  • Provide basic web-browser navigation controls: back, forward, refresh, home.

Amazon MP3 SourceAs simple and obvious as this approach may be, the reality is that this integrated experience was previously unseen on the Linux Desktop. This approach levels the music purchasing playing field — no extra software to install, no browsers, file managers, or mime systems to configure, and no more manually importing externally downloaded music. Just click, buy, and enjoy.

The code is all committed and available for immediate use in Banshee’s git master branch. It will be available in the next release for packaging: 1.7.3.

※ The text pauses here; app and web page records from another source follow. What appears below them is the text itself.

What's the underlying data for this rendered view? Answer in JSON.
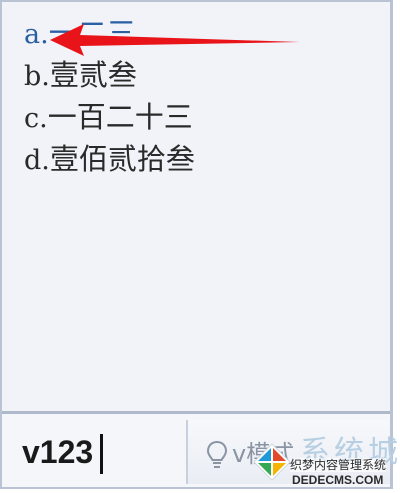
{
  "candidates": [
    {
      "key": "a.",
      "text": "一二三"
    },
    {
      "key": "b.",
      "text": "壹贰叁"
    },
    {
      "key": "c.",
      "text": "一百二十三"
    },
    {
      "key": "d.",
      "text": "壹佰贰拾叁"
    }
  ],
  "input": {
    "value": "v123"
  },
  "toolbar": {
    "mode_label": "v模式",
    "mode_icon": "lightbulb-icon"
  },
  "watermark": {
    "big_text": "系统城",
    "line1": "织梦内容管理系统",
    "line2": "DEDECMS.COM",
    "logo_icon": "windows-logo-icon"
  },
  "colors": {
    "selected_candidate": "#2b5fa3",
    "annotation_arrow": "#e8141a",
    "panel_background": "#f1f3f8",
    "border": "#b9c3d3"
  }
}
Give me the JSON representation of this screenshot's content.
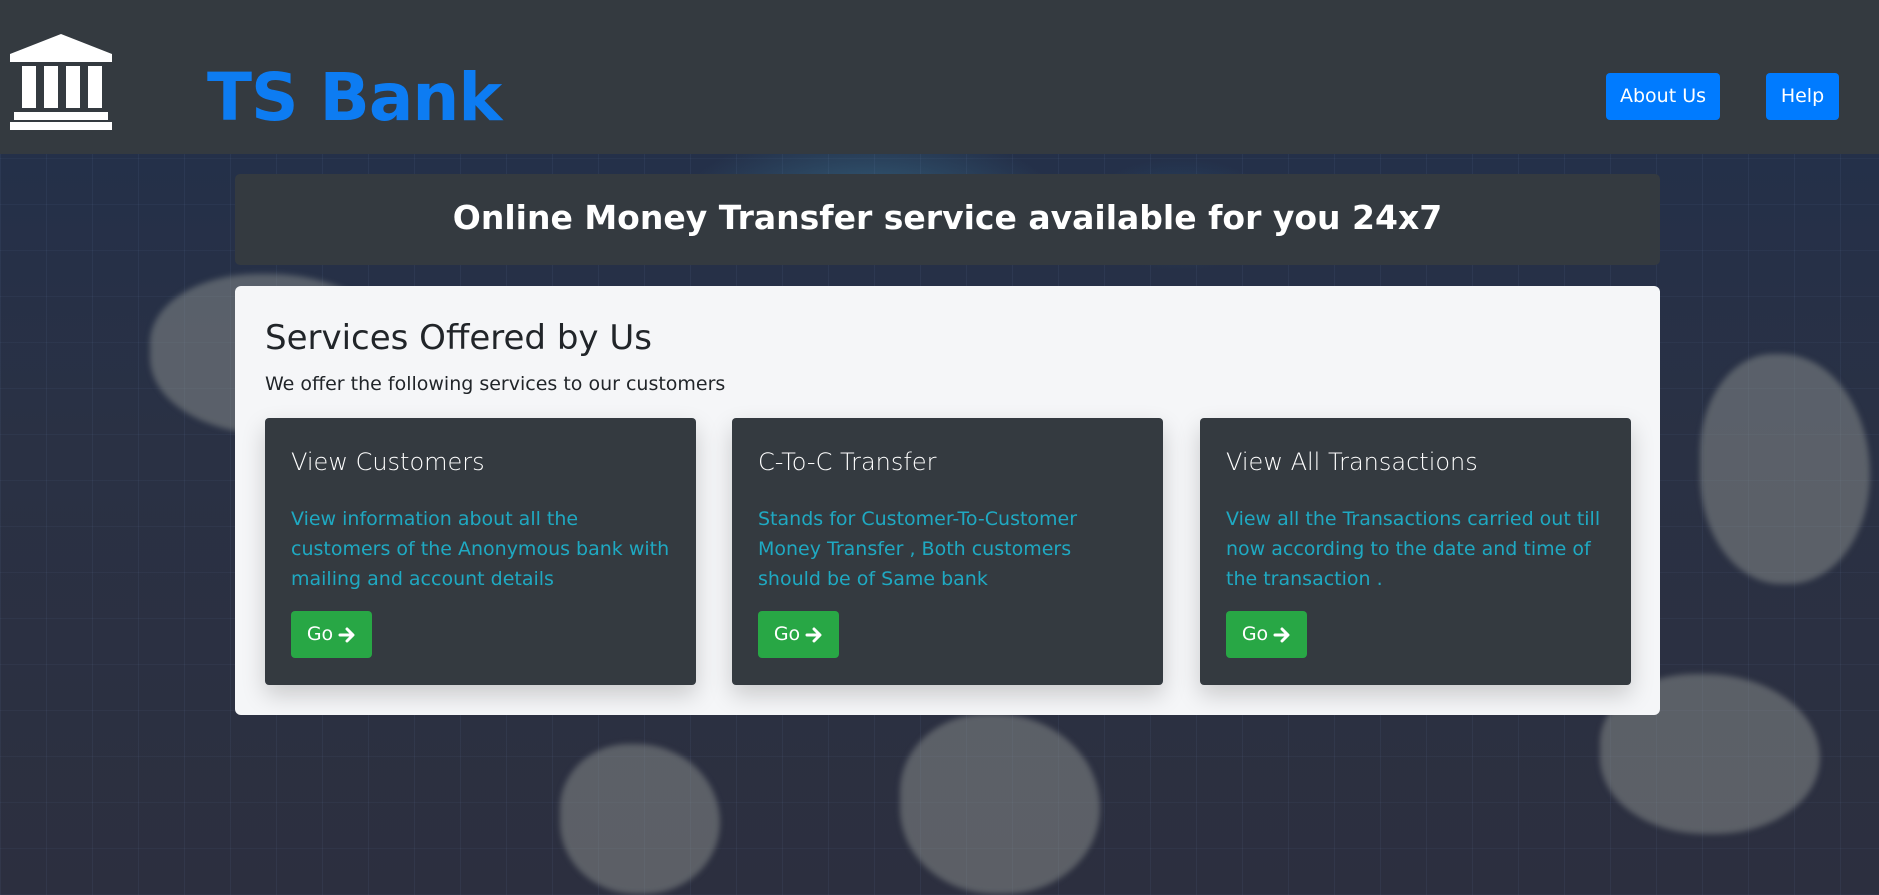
{
  "header": {
    "brand": "TS Bank",
    "logo_icon": "bank-building-icon",
    "nav": [
      {
        "label": "About Us"
      },
      {
        "label": "Help"
      }
    ]
  },
  "banner": {
    "text": "Online Money Transfer service available for you 24x7"
  },
  "services": {
    "title": "Services Offered by Us",
    "subtitle": "We offer the following services to our customers",
    "cards": [
      {
        "title": "View Customers",
        "text": "View information about all the customers of the Anonymous bank with mailing and account details",
        "button": "Go",
        "button_icon": "arrow-right-icon"
      },
      {
        "title": "C-To-C Transfer",
        "text": "Stands for Customer-To-Customer Money Transfer , Both customers should be of Same bank",
        "button": "Go",
        "button_icon": "arrow-right-icon"
      },
      {
        "title": "View All Transactions",
        "text": "View all the Transactions carried out till now according to the date and time of the transaction .",
        "button": "Go",
        "button_icon": "arrow-right-icon"
      }
    ]
  },
  "colors": {
    "navbar": "#343a40",
    "brand": "#0d7cf2",
    "primary_button": "#007bff",
    "go_button": "#28a745",
    "card_text": "#1fa9c2"
  }
}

Remember, Amazon MP3 music is all DRM-free, and there is tons of free content on Amazon as well for you to try the extension out if you’re not up for purchasing more music just now.

Banshee on Linode

The Banshee logo I recently migrated all of the Banshee web server stuffs to a Linode 768. We were previously running on an incredibly slow, unreliable, and expensive dedicated co-lo machine that once hosted a number of Novell community projects. As part of the migration, go-oo (Novell’s edition of OpenOffice) has migrated to openSUSE infrastructure, and I’ve taken F-Spot with me to Linode.

The performance and reliability so far has skyrocketed, and the flexibility we now have is very welcome. The Banshee web site is powered by openSUSE 11.2, lighttpd, MySQL, and WordPress. The new Linode backup service is a huge relief, which we are using in addition to daily cron-based on-system backups. I’ve been a huge and loyal fan of Linode since 2005, and am happy to bring Banshee along!

I’m also excited to note that I’ve switched our “main” domain name to banshee.fm, a domain I’ve owned for Banshee for about a year but have done nothing with. A number of people seem to love the new domain name, much preferred to the old banshee-project.org. What do you think?

Linode - Linux Virtual Servers

If you are thinking of signing up for a Linode (and if not, you should be), you can help the Banshee Project out by signing up using our referral code: 5ea2a167caa5bec58b16800303350173e3dd094

Three cheers for Linode, and for better web performance for Banshee!

Amazon MP3 downloader support in Banshee

The Banshee logo I’m very excited to announce I have just landed support for downloading and importing your Amazon MP3 purchases into Banshee.

It is a simple extension that understands the download queue file that Amazon delivers after a purchase is made. Linux Desktop integration is provided so that your web and file browsers associate Banshee with the download queue file.

Banshee Amazon MP3 support

Further improvements are on the way, but I’ve downloaded many albums in Banshee at this point (and subsequently burned a decent amount of money!) Of course, there are a number of free downloads that Amazon offers, which were good for testing. Unfortunately, I didn’t think to look for these until I had finished the feature.

In addition to the integrated Banshee extension, there is a command line client called bamz. It requires Banshee to be installed for support libraries, but does not integrate with your Banshee library in case you are into that sort of thing. By default, bamz downloads the tracks into your current working directory with the following structure: $PWD/<Artist Name>/<Album Title>/NN. Track Title.mp3.

bamz command line client

I will be merging the Amazon MP3 support into the 1.6 stable series, and it is currently available in Banshee’s git master branch. Enjoy!